Although it does not approach the in-depth reportage of Albert Camus, Rebecca West or Alistair Cooks, all of whom have tackled similar subject matter, this German best-seller, is still a work of considerable substance and obvious skill, startling in its information, shattering in implication, a fascinating and fast-reading survey of what might be called the underground spirit-of-the-age. It is Dr. Boveri's thesis that all ""traitors"" studied here opposed the prevailing middle class rule and the egalitarian ""fallacy"" stemming from the French Revolution, the particular bete noir being ""progress"" or rationalism, commercialized capitalism or socialized bureaueracy; each hated the end of individualism and saw salvation through an ancien regime restoration or in nihilism or a sort of futuristic dream world; some were quixotic, others psychopathic, and not a few downright heroic, especially as in the little known July 20th cenacle, the dashing Count von Stauffenberg and his cohorts who executed the doomed attempt on Hitler's life. Besides names like Quisling, King Leopold, William Joyce, Knut Hamsun and Pound, Dr. Boveri examines the ambiguous droit administratif of occupied France, (an area still in dispute) the self-deception of Laval, the cultured cynicism of Darlan; the much-camouflaged Rote Kapelle of the Third Reich, followed by the schizophrenic realpolitik of present day Germany, exemplified in the divided consciousness of Otto John.

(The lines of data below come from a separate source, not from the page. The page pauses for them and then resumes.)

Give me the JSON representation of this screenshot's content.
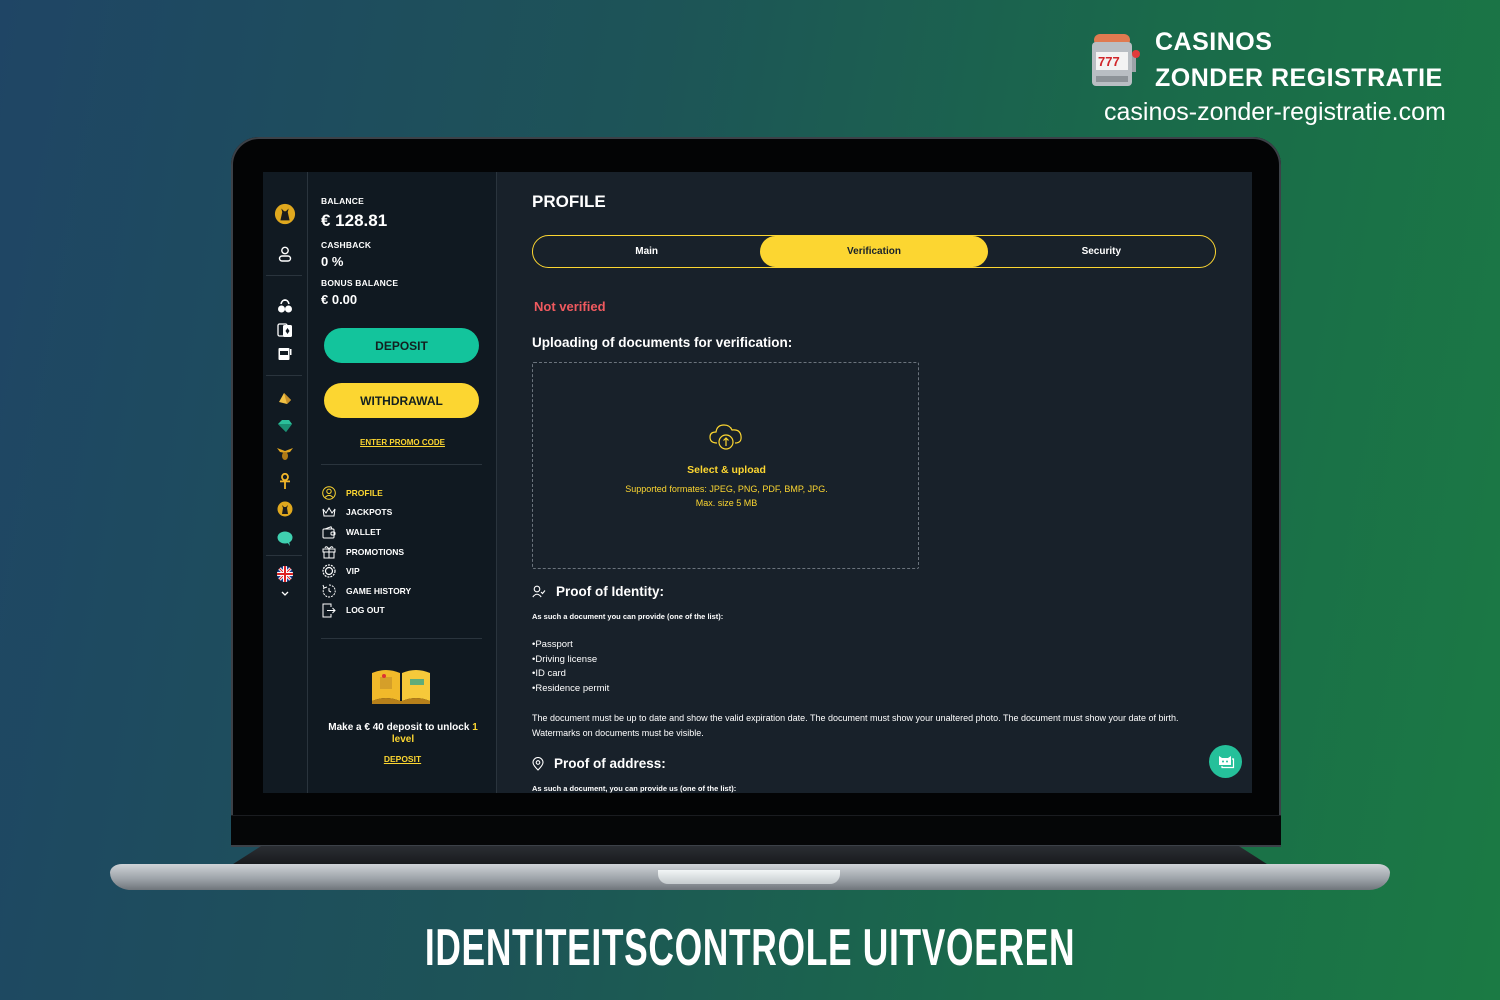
{
  "branding": {
    "line1": "CASINOS",
    "line2": "ZONDER REGISTRATIE",
    "url": "casinos-zonder-registratie.com",
    "logo_icon": "slot-machine-777-icon"
  },
  "caption": "IDENTITEITSCONTROLE UITVOEREN",
  "colors": {
    "accent_yellow": "#fcd631",
    "accent_teal": "#13c49c",
    "error_red": "#f05a5f",
    "panel_bg": "#18212a",
    "sidebar_bg": "#101921"
  },
  "rail": {
    "icons": [
      "cat-avatar-icon",
      "user-icon",
      "cherries-icon",
      "cards-icon",
      "slot-machine-icon",
      "pyramid-icon",
      "gem-icon",
      "winged-scarab-icon",
      "ankh-icon",
      "cat-coin-icon",
      "chat-bubble-icon",
      "uk-flag-icon",
      "chevron-down-icon"
    ]
  },
  "wallet": {
    "balance_label": "BALANCE",
    "balance_value": "€ 128.81",
    "cashback_label": "CASHBACK",
    "cashback_value": "0 %",
    "bonus_label": "BONUS BALANCE",
    "bonus_value": "€ 0.00",
    "deposit_label": "DEPOSIT",
    "withdraw_label": "WITHDRAWAL",
    "promo_label": "ENTER PROMO CODE"
  },
  "menu": [
    {
      "label": "PROFILE",
      "icon": "profile-icon",
      "active": true
    },
    {
      "label": "JACKPOTS",
      "icon": "crown-icon"
    },
    {
      "label": "WALLET",
      "icon": "wallet-icon"
    },
    {
      "label": "PROMOTIONS",
      "icon": "gift-icon"
    },
    {
      "label": "VIP",
      "icon": "vip-badge-icon"
    },
    {
      "label": "GAME HISTORY",
      "icon": "history-clock-icon"
    },
    {
      "label": "LOG OUT",
      "icon": "logout-icon"
    }
  ],
  "vip_promo": {
    "text_prefix": "Make a € 40 deposit to unlock ",
    "level_num": "1",
    "level_word": "level",
    "link": "DEPOSIT"
  },
  "profile": {
    "title": "PROFILE",
    "tabs": [
      {
        "label": "Main"
      },
      {
        "label": "Verification",
        "active": true
      },
      {
        "label": "Security"
      }
    ],
    "status": "Not verified",
    "upload_title": "Uploading of documents for verification:",
    "dropzone_title": "Select & upload",
    "dropzone_sub": "Supported formates: JPEG, PNG, PDF, BMP, JPG. Max. size 5 MB",
    "identity": {
      "heading": "Proof of Identity:",
      "intro": "As such a document you can provide (one of the list):",
      "items": [
        "Passport",
        "Driving license",
        "ID card",
        "Residence permit"
      ],
      "note": "The document must be up to date and show the valid expiration date. The document must show your unaltered photo. The document must show your date of birth. Watermarks on documents must be visible."
    },
    "address": {
      "heading": "Proof of address:",
      "intro": "As such a document, you can provide us (one of the list):"
    }
  }
}
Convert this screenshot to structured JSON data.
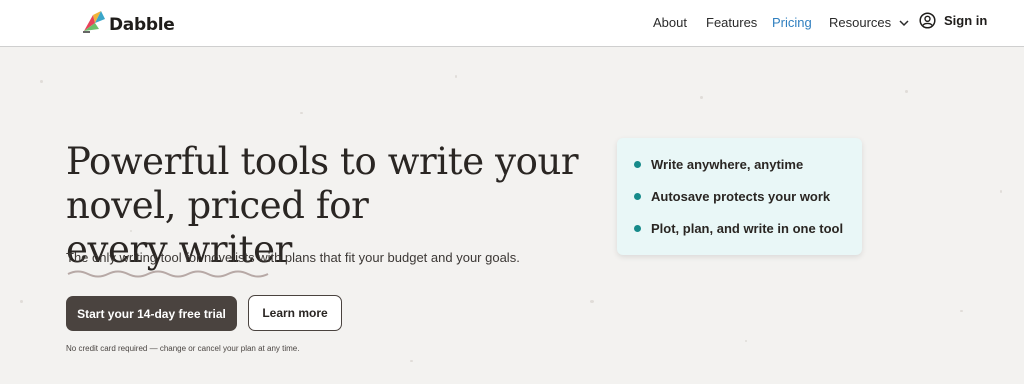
{
  "brand": {
    "name": "Dabble"
  },
  "nav": {
    "items": [
      {
        "label": "About"
      },
      {
        "label": "Features"
      },
      {
        "label": "Pricing",
        "active": true
      },
      {
        "label": "Resources"
      }
    ],
    "signin_label": "Sign in"
  },
  "hero": {
    "headline_part1": "Powerful tools to write your novel, priced for",
    "headline_emph": "every writer",
    "subtext": "The only writing tool for novelists with plans that fit your budget and your goals.",
    "primary_button": "Start your 14-day free trial",
    "secondary_button": "Learn more",
    "fineprint": "No credit card required — change or cancel your plan at any time."
  },
  "features": [
    {
      "label": "Write anywhere, anytime"
    },
    {
      "label": "Autosave protects your work"
    },
    {
      "label": "Plot, plan, and write in one tool"
    }
  ],
  "colors": {
    "accent": "#2f7fbf",
    "button_dark": "#4a433f",
    "bullet_teal": "#168a8a",
    "card_bg": "#e9f7f7",
    "page_bg": "#f3f2f0"
  },
  "icons": [
    "dabble-logo-icon",
    "chevron-down-icon",
    "user-circle-icon"
  ]
}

An essayistic thriller, sharp, sure, sophisticated and true.

Publisher: Putnam